Entries taken from a collection
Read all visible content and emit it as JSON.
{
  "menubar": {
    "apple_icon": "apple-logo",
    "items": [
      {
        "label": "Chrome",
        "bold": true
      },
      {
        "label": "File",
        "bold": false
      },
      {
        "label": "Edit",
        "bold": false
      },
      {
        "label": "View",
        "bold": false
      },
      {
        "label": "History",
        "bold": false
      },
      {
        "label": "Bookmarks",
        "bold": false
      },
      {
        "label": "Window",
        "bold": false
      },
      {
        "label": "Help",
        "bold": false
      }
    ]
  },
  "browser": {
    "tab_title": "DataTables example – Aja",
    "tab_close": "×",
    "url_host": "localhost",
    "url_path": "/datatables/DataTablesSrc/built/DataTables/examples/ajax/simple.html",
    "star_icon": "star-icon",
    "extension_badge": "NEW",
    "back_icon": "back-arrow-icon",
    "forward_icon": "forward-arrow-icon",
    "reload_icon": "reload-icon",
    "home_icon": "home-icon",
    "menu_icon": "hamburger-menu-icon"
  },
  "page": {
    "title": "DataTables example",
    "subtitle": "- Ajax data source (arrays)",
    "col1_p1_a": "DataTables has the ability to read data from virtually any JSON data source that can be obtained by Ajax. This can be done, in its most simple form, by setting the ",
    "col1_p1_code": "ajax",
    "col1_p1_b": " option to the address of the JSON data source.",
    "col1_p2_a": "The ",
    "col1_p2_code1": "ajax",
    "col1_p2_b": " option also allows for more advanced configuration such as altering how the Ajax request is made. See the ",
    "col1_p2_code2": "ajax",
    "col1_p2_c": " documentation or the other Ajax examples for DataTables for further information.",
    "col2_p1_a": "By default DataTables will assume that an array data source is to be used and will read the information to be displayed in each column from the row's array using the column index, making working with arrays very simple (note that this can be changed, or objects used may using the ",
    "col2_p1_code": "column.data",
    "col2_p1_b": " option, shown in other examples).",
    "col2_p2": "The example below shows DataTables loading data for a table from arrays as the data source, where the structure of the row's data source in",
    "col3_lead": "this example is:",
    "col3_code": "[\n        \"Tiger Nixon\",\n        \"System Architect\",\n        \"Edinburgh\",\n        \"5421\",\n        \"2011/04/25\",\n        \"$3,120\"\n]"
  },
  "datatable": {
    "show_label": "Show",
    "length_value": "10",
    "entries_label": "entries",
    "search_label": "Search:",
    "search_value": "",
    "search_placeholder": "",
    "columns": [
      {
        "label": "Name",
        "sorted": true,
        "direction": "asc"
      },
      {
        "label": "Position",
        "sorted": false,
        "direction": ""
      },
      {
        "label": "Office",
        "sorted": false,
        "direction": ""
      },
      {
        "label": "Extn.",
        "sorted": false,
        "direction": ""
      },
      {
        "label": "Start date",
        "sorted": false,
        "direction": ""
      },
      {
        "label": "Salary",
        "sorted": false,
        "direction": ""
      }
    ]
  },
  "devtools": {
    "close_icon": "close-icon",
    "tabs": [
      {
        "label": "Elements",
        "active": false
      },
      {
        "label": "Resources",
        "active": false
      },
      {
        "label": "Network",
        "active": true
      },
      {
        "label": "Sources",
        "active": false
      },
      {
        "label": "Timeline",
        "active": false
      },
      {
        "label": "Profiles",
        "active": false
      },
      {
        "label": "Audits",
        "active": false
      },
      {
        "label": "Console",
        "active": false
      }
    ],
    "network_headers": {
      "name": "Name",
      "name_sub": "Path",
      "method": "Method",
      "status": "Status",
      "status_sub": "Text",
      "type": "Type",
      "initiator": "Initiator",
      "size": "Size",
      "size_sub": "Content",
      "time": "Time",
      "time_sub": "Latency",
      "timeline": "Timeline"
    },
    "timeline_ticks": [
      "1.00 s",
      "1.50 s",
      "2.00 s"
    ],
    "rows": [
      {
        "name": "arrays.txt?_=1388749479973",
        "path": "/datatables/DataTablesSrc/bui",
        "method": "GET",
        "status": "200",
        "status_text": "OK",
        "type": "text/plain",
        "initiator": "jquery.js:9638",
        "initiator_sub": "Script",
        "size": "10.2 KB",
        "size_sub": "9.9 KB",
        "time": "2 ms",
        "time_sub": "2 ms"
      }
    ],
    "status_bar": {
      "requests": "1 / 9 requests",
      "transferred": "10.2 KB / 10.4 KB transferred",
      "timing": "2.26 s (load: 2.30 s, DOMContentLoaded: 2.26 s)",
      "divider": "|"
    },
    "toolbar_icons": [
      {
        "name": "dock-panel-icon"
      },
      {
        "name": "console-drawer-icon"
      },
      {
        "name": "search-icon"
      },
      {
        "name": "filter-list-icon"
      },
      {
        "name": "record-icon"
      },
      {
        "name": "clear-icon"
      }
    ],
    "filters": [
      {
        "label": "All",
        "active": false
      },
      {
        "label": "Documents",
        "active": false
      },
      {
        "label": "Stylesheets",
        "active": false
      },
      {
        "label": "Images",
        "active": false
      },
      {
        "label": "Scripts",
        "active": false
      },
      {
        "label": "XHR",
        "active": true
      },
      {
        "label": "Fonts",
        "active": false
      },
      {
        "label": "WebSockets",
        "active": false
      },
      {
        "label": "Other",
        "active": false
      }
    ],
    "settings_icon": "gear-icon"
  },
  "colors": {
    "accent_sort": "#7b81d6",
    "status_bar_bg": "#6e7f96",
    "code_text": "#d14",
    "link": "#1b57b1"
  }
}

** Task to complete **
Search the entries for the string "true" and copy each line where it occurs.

** Exercise result **
        "bold": true
        "sorted": true,
        "active": true
        "active": true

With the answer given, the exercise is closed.